■ **TASK STATEMENT**:
Lines with "title": pull these out of the listing below.

Segment Start: EXCERPTED RECORDS

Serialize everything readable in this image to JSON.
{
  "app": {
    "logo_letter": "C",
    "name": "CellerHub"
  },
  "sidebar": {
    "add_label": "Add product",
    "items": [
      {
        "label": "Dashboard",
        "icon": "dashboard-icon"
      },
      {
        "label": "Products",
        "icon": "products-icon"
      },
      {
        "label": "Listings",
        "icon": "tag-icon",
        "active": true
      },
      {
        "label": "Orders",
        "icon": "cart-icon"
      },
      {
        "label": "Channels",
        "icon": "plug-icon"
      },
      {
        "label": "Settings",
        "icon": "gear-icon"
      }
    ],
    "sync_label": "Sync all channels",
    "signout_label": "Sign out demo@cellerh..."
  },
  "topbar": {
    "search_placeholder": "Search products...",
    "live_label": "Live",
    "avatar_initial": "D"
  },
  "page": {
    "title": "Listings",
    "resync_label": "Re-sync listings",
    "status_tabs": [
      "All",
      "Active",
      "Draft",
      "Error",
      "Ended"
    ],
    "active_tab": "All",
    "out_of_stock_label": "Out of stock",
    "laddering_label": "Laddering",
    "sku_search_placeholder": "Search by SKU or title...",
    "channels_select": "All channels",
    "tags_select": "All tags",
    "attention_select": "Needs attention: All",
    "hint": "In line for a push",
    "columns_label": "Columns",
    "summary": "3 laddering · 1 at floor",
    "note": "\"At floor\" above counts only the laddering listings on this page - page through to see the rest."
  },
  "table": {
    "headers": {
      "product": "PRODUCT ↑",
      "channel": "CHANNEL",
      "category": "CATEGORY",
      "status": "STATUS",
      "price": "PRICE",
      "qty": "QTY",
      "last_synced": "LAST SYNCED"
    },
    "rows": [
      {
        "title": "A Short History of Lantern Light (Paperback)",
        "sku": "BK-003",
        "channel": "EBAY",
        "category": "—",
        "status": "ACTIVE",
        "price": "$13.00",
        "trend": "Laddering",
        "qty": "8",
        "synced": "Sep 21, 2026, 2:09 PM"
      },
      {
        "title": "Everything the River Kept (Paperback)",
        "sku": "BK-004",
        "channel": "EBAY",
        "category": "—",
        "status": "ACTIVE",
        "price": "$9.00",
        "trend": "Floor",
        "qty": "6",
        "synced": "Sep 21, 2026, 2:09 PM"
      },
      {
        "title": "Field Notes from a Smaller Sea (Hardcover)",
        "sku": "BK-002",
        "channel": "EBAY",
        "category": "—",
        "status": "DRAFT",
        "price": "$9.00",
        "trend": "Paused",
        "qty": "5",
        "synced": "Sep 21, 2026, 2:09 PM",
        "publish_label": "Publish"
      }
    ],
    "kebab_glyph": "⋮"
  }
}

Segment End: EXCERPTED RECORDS
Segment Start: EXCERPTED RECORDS

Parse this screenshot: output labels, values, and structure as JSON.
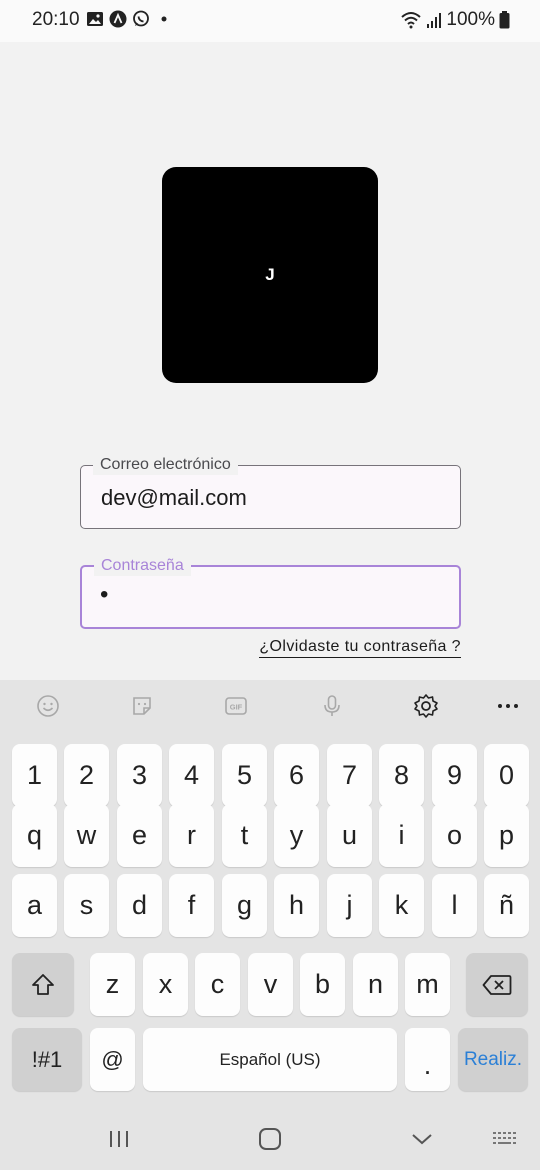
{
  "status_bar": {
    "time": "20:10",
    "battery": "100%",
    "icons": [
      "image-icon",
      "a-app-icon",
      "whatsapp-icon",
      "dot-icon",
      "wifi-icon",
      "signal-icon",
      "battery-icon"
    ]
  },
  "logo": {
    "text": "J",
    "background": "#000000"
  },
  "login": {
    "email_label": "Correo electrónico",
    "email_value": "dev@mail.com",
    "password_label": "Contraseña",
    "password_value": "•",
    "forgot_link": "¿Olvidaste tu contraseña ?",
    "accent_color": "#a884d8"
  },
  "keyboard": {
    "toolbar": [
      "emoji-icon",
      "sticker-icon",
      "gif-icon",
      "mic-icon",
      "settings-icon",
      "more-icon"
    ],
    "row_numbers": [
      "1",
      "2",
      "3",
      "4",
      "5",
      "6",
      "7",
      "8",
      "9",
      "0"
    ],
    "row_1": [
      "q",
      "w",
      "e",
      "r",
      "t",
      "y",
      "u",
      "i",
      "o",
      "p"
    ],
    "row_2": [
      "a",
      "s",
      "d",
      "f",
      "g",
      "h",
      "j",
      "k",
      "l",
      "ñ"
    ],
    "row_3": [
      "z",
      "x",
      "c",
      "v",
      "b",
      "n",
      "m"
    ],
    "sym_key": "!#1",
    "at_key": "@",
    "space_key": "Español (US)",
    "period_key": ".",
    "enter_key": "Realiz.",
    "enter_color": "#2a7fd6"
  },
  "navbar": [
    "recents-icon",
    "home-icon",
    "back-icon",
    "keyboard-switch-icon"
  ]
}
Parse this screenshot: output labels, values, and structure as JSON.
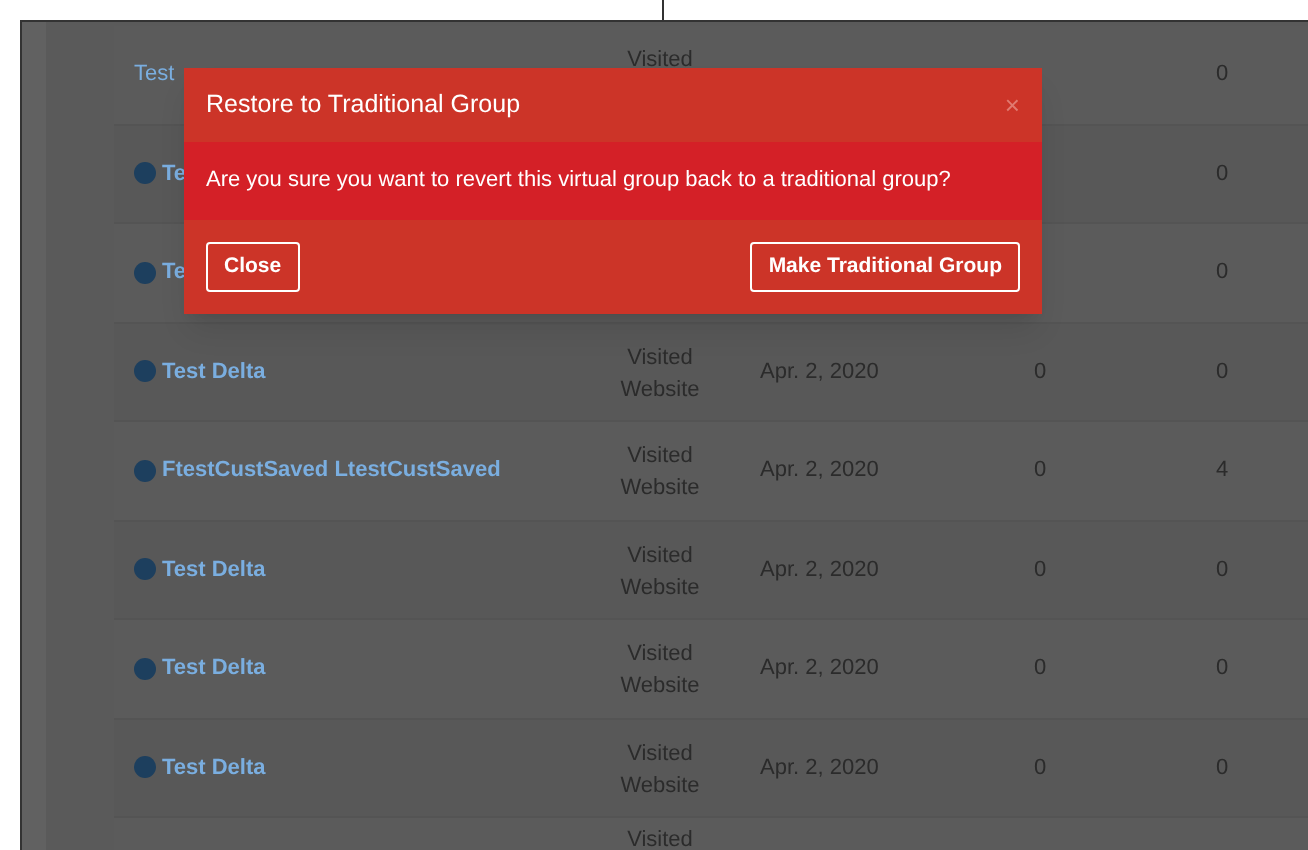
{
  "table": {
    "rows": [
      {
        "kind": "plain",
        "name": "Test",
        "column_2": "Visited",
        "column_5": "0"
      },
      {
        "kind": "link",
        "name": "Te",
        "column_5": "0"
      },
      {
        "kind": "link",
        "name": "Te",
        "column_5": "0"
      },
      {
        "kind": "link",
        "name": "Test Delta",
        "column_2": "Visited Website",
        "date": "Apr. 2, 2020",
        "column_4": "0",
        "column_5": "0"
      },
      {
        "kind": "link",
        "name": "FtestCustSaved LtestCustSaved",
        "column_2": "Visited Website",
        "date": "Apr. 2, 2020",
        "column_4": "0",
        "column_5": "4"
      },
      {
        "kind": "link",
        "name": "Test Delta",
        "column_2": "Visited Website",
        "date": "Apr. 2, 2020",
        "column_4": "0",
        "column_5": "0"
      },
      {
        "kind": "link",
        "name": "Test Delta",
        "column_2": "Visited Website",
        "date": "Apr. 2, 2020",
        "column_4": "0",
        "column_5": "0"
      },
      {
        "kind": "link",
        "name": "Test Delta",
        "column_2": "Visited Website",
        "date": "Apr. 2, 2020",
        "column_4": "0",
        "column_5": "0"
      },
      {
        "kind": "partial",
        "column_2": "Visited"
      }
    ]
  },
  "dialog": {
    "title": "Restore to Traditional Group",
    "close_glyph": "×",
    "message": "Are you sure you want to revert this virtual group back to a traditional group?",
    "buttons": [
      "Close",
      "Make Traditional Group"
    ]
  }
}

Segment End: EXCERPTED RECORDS

■ **EXERCISE SOLUTION**:
    "title": "Listings",
    "sku_search_placeholder": "Search by SKU or title...",
        "title": "A Short History of Lantern Light (Paperback)",
        "title": "Everything the River Kept (Paperback)",
        "title": "Field Notes from a Smaller Sea (Hardcover)",
    "title": "Restore to Traditional Group",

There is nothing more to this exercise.